;; => (3 6 9 12 15 18 21 24 27 30)

This is a bit unwieldy and feels unidiomatic. SRFI 41 provides a high-level procedure called stream-iterate which allows expressing this in a much cleaner way but what I cared about here was the primitive building blocks. Occam's Razor and all that. So here's how that sequence definition looks like using lazy-seq:

(use lazy-seq)

(define multiples-of-three
  (let next ((n 3))
    (lazy-seq
      (cons n (next (+ n 3))))))

(lazy-seq->list (lazy-take 10 multiples-of-three))
;; => (3 6 9 12 15 18 21 24 27 30)

As you can see this is a plain old named let recursion with the body wrapped in lazy-seq to suspend the evaluation. To me this makes the API much more accessible. SRFI 41's insistence on the stream-lambda form means that existing Scheme idioms such as named let can't be used to define streams. To make up for it SRFI 41 even comes with a stream-let to provide the same functionality!

Another reasoned why I didn't just use SRFI 41 was that I wanted to get a better understanding of how lazy sequences work. And what better way is there to learn than to build something yourself?

After I had the basics implemented it turned out there was another good reason: SRFI 41 (at least its Chicken incarnation) is slow. Since the implementation is fairly complex I didn't dig too deep but benchmarks suggest that it generates much more garbage for the GC to collect than lazy-seq does. For a simple demonstration check out this paste of naïve prime number sequence benchmark comparing the two implementations.

There is a problem SRFI 41's predecessor SRFI 40 suffered from which the early stages of lazy-seq's implementation did as well. Search for times3 in the SRFI 41 document for the discussion. Both SRFI 41 and lazy-seq don't have this problem.

Conclusion

Lazy sequences can make code more expressive by reducing the how and focussing on the what even when dealing with potentially large (or even infinite) amounts of data. I encourage everyone to give them a try!

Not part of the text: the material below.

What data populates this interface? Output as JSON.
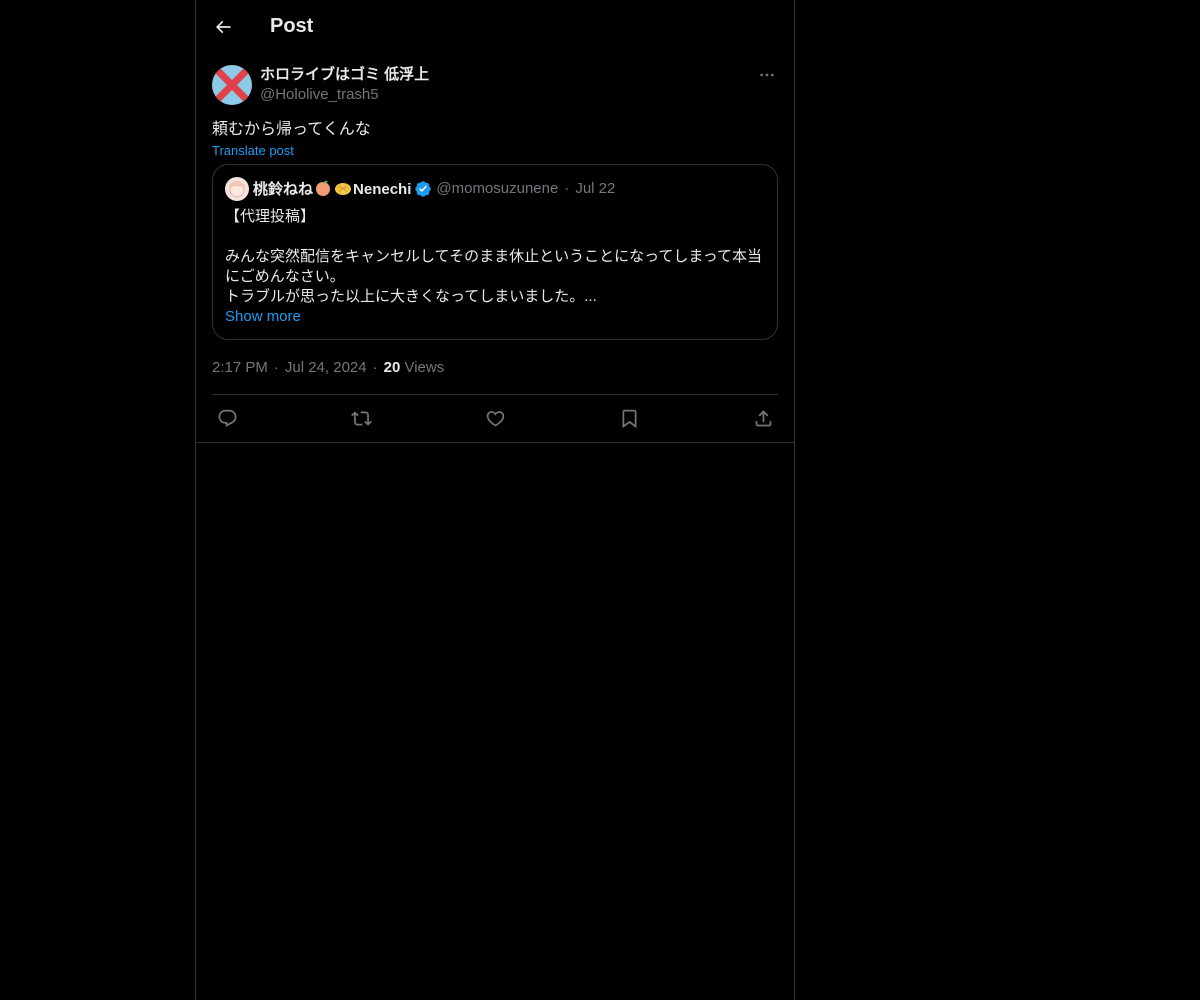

1
This is why this programming style is sometimes also referred to as declarative.